The vector has the same ordering as the model, e.g. in this case σ² has index 1, intercept has index 2 and coefficients has indices 3:12. If you forget or you might want to do something programmatically with the result, you can obtain the sym → indices mapping as follows:

_, sym2range = bijector(m, Val(true));
(intercept = UnitRange{Int64}[2:2], σ² = UnitRange{Int64}[1:1], coefficients = UnitRange{Int64}[3:12])

For example, we can check the sample distribution and mean value of σ²:

histogram(z[1, :])
1-element Vector{Float64}:
1-element Vector{Float64}:
10-element Vector{Float64}:

Note: as you can see, this is slightly awkward to work with at the moment.
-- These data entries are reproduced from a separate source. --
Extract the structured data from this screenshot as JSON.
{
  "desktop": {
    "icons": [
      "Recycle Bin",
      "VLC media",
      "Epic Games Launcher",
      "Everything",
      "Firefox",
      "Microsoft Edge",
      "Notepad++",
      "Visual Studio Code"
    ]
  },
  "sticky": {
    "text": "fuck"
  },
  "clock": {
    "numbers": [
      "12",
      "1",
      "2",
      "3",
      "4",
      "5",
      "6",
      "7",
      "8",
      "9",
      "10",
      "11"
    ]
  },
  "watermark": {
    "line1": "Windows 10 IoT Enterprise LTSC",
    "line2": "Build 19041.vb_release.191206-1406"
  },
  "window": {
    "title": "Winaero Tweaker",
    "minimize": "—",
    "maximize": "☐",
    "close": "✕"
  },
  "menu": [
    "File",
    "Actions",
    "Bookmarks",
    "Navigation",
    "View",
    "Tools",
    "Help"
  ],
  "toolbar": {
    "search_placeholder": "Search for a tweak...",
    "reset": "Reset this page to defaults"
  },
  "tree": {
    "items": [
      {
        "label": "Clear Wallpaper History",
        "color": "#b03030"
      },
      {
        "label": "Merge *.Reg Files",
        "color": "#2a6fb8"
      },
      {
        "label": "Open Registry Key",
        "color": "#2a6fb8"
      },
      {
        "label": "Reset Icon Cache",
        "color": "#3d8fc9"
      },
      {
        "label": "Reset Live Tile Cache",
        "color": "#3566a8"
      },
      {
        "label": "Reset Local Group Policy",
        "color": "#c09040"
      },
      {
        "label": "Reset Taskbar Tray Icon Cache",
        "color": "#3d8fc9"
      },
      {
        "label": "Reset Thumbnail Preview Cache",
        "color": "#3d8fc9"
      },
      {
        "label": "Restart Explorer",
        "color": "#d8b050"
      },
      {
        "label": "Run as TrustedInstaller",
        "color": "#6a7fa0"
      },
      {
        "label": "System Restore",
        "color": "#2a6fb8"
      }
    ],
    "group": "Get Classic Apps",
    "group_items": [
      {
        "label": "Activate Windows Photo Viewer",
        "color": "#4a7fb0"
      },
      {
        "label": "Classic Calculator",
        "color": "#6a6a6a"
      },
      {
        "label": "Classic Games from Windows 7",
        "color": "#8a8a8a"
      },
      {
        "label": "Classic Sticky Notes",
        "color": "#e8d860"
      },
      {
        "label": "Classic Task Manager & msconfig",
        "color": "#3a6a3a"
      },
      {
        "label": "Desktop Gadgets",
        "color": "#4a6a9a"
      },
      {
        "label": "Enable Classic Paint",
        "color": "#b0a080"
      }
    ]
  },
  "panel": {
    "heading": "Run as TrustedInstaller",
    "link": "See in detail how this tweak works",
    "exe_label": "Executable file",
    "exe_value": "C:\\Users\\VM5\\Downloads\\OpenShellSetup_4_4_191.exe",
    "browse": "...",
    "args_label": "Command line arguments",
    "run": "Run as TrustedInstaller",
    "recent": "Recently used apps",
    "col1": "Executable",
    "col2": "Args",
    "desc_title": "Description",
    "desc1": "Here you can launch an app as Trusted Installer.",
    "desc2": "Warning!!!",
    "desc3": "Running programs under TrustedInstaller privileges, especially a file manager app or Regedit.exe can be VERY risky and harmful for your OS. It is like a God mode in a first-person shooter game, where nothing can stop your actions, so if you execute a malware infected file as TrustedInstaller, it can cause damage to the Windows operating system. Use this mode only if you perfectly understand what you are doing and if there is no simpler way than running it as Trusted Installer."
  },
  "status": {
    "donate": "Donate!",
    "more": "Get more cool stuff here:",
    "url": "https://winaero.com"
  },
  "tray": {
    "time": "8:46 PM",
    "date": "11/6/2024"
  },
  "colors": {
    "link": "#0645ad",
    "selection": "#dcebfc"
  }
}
We’ll soon add a better way of dealing with this.

With a bit of work (this will be much easier in the future), we can also visualize the approximate marginals of the different variables, similar to plot(chain):

function plot_variational_marginals(z, sym2range)
    ps = []

    for (i, sym) in enumerate(keys(sym2range))
        indices = union(sym2range[sym]...)  # <= array of ranges
        if sum(length.(indices)) > 1
            offset = 1
            for r in indices
                p = density(
                    z[r, :];
                push!(ps, p)
                offset += 1
            p = density(
                z[first(indices), :];
            push!(ps, p)

    return plot(ps...; layout=(length(ps), 1), size=(500, 2000), margin=4.0mm)
plot_variational_marginals (generic function with 1 method)
plot_variational_marginals(z, sym2range)

And let’s compare this to using the NUTS sampler:

chain = sample(m, NUTS(), 10_000);
┌ Info: Found initial step size
└   ϵ = 0.025
plot(chain; margin=12.00mm)